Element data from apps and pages
###

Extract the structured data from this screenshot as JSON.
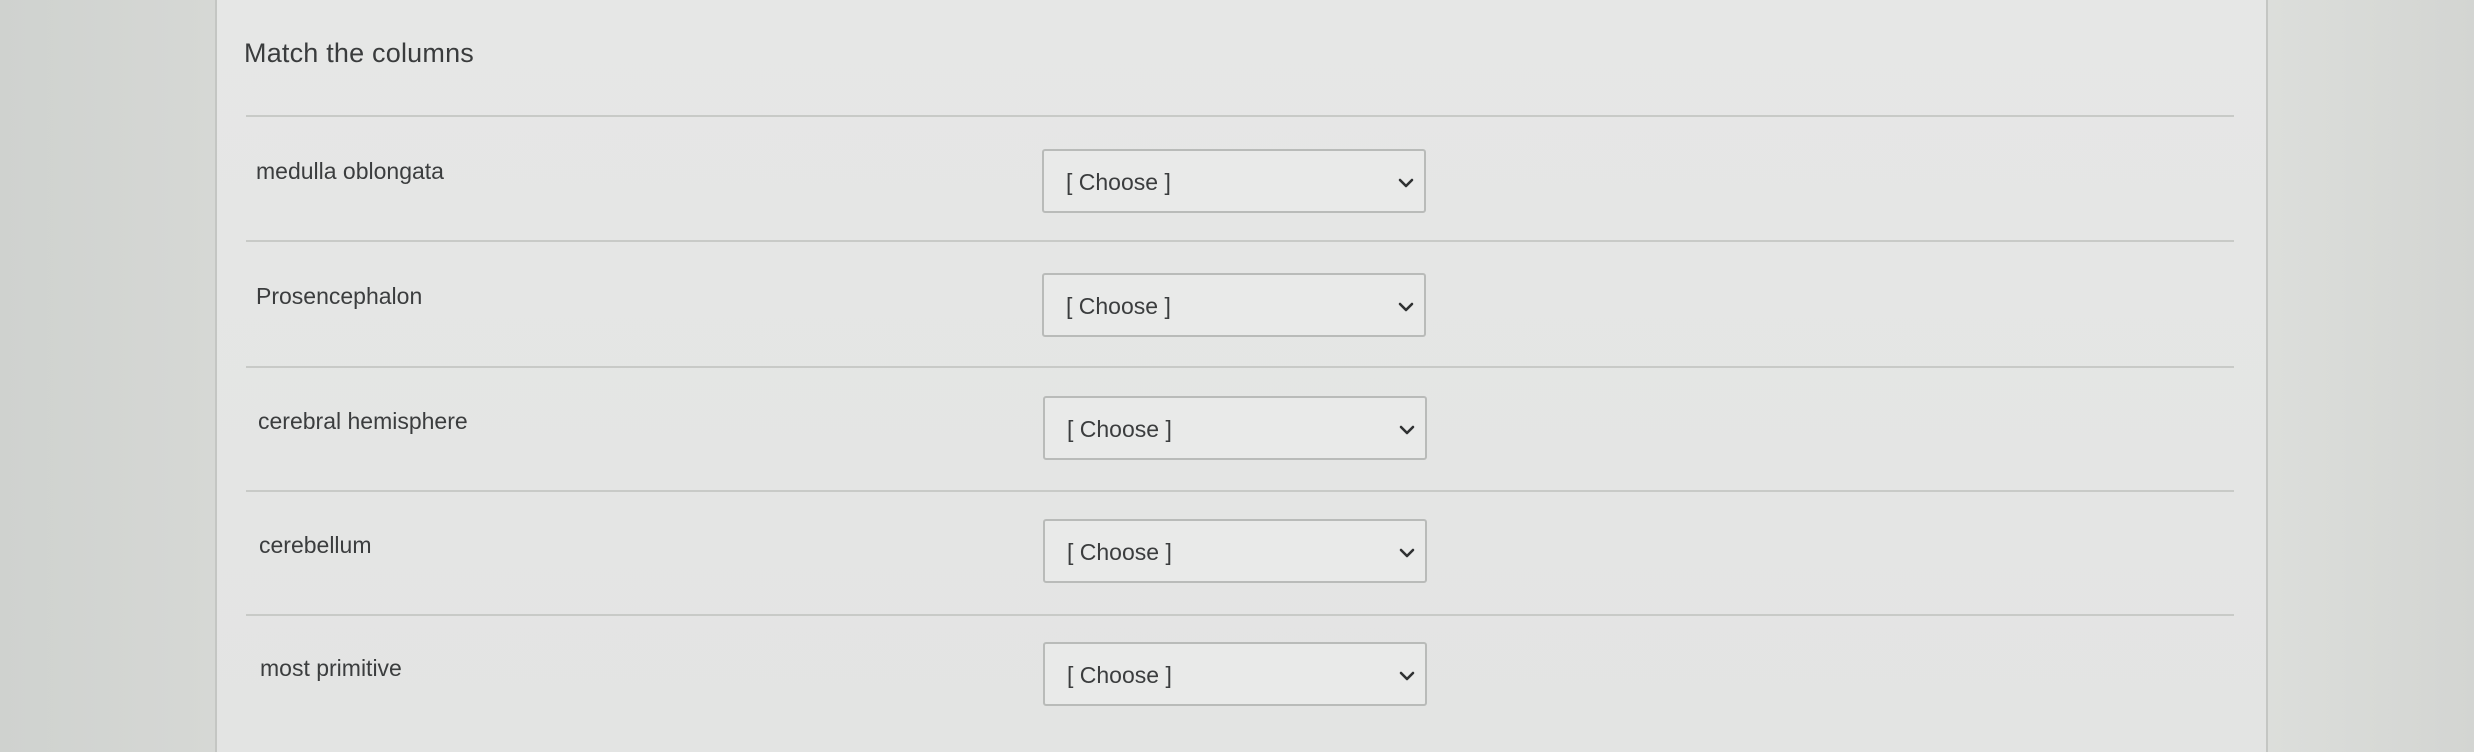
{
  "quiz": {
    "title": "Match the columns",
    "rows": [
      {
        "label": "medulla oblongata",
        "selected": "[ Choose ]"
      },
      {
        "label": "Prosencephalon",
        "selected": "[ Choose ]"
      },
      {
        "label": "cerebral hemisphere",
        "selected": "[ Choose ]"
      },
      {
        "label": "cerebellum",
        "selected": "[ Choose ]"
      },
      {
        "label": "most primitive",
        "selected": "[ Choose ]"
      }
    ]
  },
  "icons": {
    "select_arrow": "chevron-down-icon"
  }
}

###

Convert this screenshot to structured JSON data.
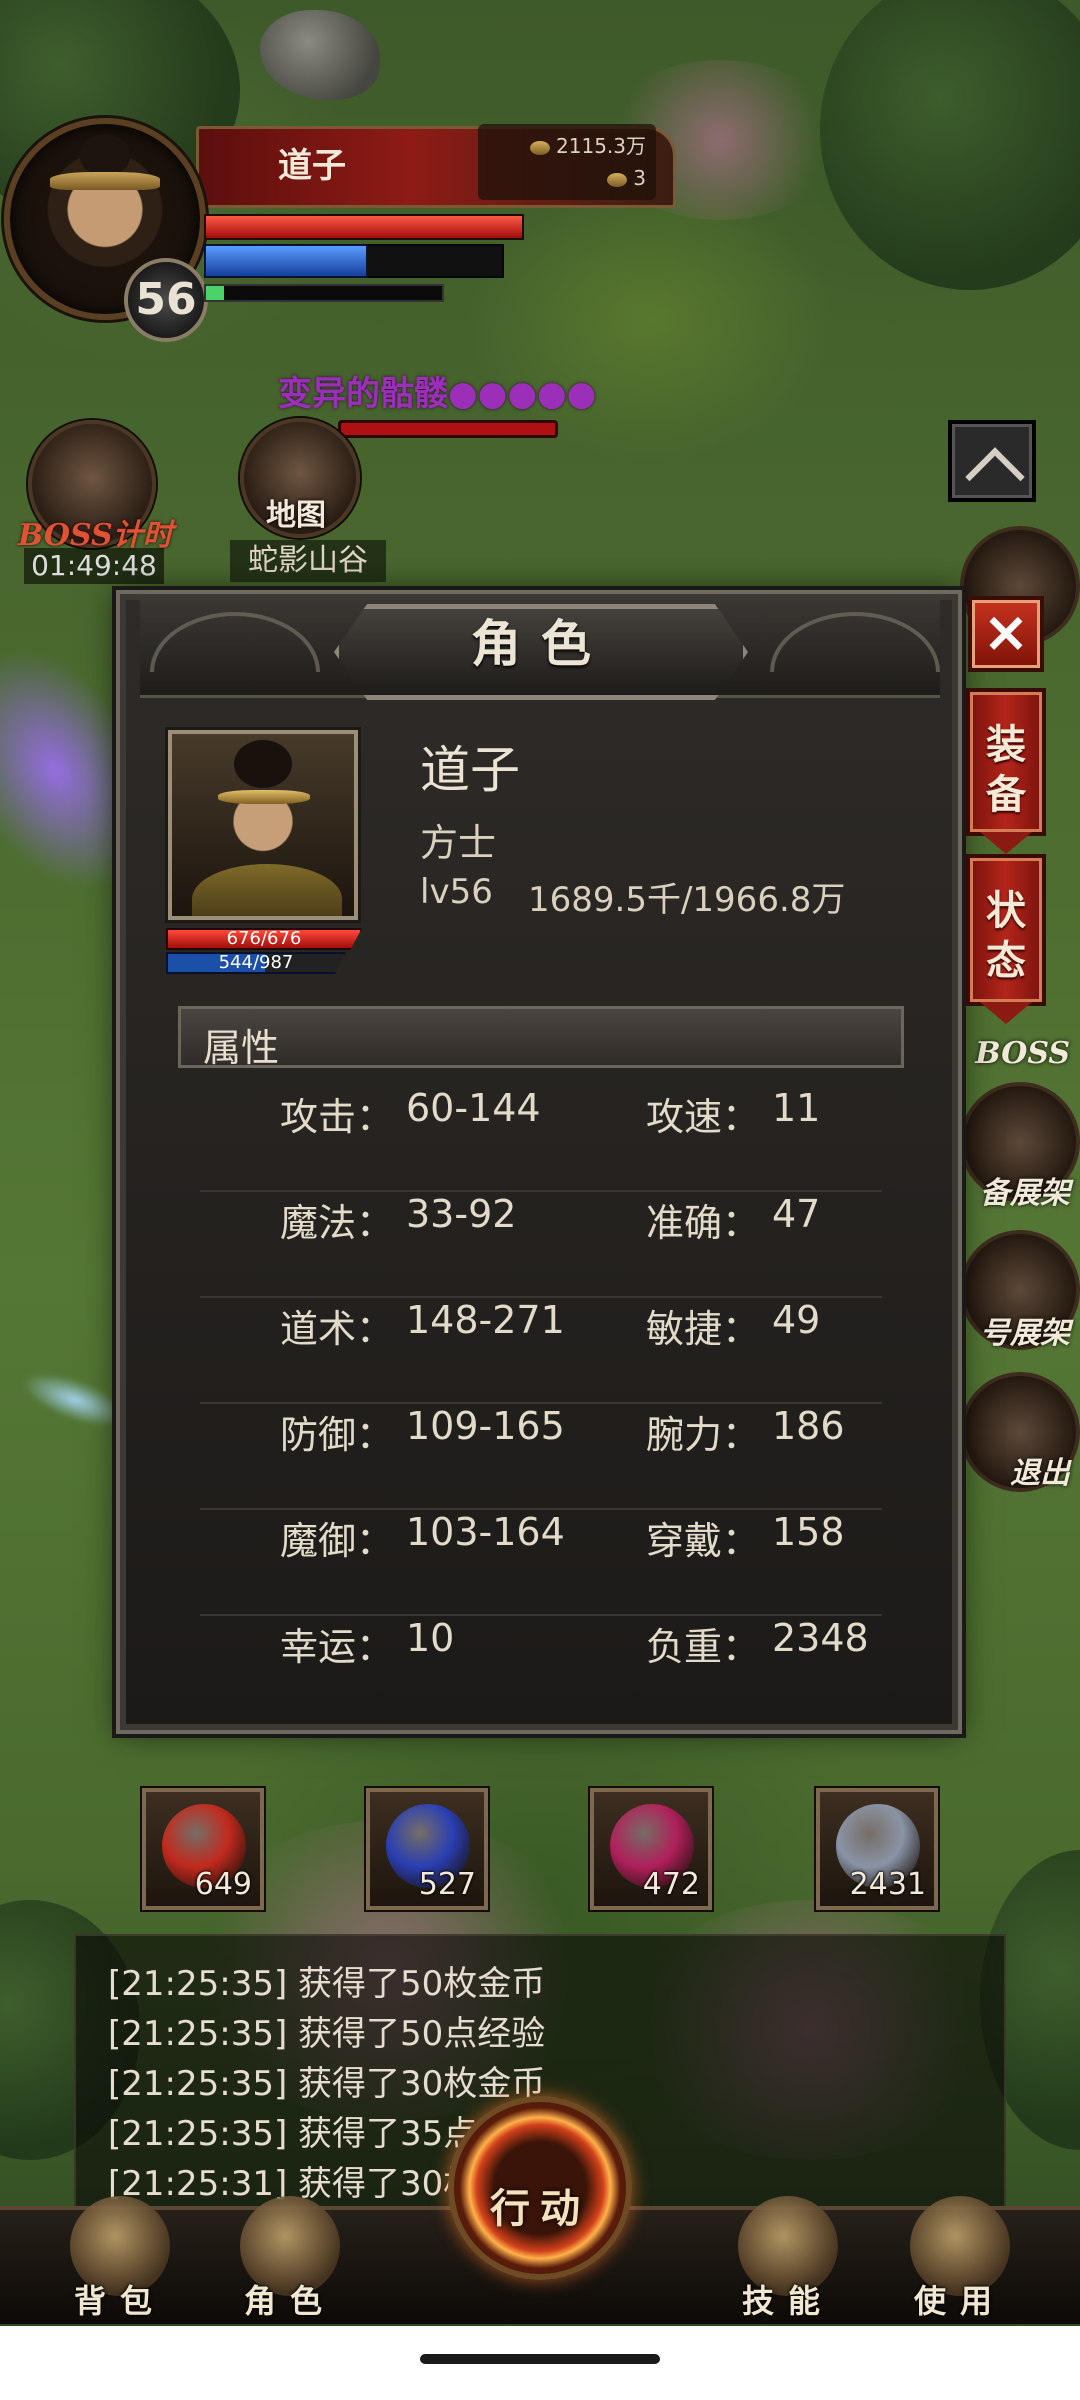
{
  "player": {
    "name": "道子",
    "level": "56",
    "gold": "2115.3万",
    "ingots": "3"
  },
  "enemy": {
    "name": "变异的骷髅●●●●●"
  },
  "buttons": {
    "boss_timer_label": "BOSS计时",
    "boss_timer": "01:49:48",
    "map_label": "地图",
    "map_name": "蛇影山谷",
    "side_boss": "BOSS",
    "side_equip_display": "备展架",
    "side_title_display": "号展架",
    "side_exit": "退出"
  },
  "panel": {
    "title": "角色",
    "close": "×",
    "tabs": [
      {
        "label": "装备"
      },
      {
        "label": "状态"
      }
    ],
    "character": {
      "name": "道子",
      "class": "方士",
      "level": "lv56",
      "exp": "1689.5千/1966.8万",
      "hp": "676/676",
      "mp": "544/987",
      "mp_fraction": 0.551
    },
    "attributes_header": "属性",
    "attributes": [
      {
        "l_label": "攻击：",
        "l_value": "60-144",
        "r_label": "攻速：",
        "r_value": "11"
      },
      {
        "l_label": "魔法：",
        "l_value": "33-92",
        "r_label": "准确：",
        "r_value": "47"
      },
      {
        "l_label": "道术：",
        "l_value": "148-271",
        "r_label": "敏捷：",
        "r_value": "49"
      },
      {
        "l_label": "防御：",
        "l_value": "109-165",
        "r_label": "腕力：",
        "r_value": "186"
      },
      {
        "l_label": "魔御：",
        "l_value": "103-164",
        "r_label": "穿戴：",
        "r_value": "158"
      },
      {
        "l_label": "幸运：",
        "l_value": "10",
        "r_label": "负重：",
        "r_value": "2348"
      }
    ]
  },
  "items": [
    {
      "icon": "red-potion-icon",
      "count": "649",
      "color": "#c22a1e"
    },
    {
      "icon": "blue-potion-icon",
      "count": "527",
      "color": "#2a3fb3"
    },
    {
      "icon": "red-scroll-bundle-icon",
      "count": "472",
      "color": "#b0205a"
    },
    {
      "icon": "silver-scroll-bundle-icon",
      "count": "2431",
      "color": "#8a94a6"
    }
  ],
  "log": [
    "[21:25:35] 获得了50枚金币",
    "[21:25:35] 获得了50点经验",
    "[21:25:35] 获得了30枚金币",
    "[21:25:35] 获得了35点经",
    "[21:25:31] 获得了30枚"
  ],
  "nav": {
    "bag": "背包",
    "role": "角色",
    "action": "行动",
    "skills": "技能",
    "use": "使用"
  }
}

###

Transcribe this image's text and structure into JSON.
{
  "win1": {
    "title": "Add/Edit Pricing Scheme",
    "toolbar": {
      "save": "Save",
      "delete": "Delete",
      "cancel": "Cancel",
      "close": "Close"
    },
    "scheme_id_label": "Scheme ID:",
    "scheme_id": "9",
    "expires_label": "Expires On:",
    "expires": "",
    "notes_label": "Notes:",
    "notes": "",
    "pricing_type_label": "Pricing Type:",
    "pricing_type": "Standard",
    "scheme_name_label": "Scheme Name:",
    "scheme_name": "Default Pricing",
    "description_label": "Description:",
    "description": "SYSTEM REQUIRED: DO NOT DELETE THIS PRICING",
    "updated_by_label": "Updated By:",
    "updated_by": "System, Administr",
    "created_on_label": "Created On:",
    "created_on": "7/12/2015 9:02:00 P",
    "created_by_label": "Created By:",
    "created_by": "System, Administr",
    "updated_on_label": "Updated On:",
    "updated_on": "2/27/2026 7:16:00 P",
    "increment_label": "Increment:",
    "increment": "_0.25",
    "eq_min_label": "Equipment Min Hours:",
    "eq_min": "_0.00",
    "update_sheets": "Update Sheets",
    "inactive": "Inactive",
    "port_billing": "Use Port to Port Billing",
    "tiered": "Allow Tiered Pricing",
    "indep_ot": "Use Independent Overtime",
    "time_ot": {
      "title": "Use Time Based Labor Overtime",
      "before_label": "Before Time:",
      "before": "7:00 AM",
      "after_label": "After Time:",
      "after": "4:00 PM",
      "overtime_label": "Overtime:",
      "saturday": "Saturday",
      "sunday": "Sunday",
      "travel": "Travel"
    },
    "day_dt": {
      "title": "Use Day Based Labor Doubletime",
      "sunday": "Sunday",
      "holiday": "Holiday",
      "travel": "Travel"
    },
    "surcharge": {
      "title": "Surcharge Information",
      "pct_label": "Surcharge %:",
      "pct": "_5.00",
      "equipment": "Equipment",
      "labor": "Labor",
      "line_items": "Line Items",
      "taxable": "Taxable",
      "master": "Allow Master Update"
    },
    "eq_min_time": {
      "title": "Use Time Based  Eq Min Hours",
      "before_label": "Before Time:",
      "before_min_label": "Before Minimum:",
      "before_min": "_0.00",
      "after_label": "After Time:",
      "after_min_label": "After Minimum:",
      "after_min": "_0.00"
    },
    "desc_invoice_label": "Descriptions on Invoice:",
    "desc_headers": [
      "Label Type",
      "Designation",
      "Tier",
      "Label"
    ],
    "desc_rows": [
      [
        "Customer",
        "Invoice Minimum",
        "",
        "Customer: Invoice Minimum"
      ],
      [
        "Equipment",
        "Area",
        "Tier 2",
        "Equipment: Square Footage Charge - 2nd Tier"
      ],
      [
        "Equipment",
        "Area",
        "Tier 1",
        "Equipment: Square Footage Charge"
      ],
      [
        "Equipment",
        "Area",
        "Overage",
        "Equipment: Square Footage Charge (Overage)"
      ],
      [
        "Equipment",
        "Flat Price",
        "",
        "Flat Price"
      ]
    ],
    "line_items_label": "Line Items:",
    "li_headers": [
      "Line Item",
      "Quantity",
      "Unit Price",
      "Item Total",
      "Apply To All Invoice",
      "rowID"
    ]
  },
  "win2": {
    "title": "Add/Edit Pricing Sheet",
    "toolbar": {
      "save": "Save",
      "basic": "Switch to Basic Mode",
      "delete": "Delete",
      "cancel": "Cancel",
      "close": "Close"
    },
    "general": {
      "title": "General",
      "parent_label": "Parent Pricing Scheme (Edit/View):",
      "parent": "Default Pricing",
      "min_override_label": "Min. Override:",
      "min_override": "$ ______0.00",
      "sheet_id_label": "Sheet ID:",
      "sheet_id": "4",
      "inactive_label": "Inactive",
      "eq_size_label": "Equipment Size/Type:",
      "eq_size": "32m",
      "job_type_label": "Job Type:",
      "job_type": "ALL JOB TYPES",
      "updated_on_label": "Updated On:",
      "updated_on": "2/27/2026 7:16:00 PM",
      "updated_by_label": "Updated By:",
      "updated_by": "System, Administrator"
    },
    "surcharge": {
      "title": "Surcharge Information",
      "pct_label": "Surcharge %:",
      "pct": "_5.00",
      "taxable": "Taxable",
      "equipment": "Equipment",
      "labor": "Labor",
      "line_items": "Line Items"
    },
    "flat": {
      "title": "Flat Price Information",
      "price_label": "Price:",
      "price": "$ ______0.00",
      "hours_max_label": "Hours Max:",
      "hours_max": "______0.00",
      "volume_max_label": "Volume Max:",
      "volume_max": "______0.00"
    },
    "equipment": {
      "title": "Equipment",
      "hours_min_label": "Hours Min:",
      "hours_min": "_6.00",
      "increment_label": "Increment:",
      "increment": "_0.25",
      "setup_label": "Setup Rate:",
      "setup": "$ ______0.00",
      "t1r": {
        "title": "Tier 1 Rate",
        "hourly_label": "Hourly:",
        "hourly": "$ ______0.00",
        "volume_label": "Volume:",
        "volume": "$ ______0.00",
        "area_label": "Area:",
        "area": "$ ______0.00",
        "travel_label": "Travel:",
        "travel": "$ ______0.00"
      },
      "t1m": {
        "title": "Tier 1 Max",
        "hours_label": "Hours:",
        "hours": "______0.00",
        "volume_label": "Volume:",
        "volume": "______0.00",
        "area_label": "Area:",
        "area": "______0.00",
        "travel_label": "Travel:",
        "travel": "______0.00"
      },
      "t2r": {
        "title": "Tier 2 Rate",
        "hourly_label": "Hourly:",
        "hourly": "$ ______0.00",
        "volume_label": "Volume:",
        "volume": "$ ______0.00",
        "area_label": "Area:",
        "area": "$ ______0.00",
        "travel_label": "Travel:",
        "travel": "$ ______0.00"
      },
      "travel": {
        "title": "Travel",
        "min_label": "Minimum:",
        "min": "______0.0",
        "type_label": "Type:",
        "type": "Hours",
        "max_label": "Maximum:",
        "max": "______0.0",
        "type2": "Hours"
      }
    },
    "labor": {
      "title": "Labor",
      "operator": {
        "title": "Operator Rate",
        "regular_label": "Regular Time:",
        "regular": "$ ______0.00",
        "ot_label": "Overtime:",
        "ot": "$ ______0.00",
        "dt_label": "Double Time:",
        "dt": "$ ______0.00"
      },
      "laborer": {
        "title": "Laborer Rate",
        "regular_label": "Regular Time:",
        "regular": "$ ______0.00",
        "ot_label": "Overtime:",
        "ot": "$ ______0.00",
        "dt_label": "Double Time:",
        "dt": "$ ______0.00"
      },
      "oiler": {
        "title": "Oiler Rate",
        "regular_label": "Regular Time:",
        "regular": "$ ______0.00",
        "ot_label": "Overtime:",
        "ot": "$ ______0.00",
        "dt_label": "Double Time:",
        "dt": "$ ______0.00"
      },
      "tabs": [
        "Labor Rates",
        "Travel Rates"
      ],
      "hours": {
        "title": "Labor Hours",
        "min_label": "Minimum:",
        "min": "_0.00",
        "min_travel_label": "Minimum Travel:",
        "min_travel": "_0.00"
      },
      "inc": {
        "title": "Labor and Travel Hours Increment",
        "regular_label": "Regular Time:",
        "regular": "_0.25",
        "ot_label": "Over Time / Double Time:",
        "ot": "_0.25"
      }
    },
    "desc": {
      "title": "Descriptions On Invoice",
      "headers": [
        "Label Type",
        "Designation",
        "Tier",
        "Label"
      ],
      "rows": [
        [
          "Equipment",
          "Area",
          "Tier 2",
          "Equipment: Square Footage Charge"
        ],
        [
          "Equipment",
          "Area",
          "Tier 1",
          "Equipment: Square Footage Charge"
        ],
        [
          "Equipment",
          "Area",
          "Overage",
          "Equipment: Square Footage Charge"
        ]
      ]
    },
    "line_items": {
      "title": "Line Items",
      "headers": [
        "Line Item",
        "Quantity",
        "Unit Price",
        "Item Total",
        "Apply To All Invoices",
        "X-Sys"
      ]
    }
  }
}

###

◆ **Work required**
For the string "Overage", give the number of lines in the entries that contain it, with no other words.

◆ **Answer for the task**
3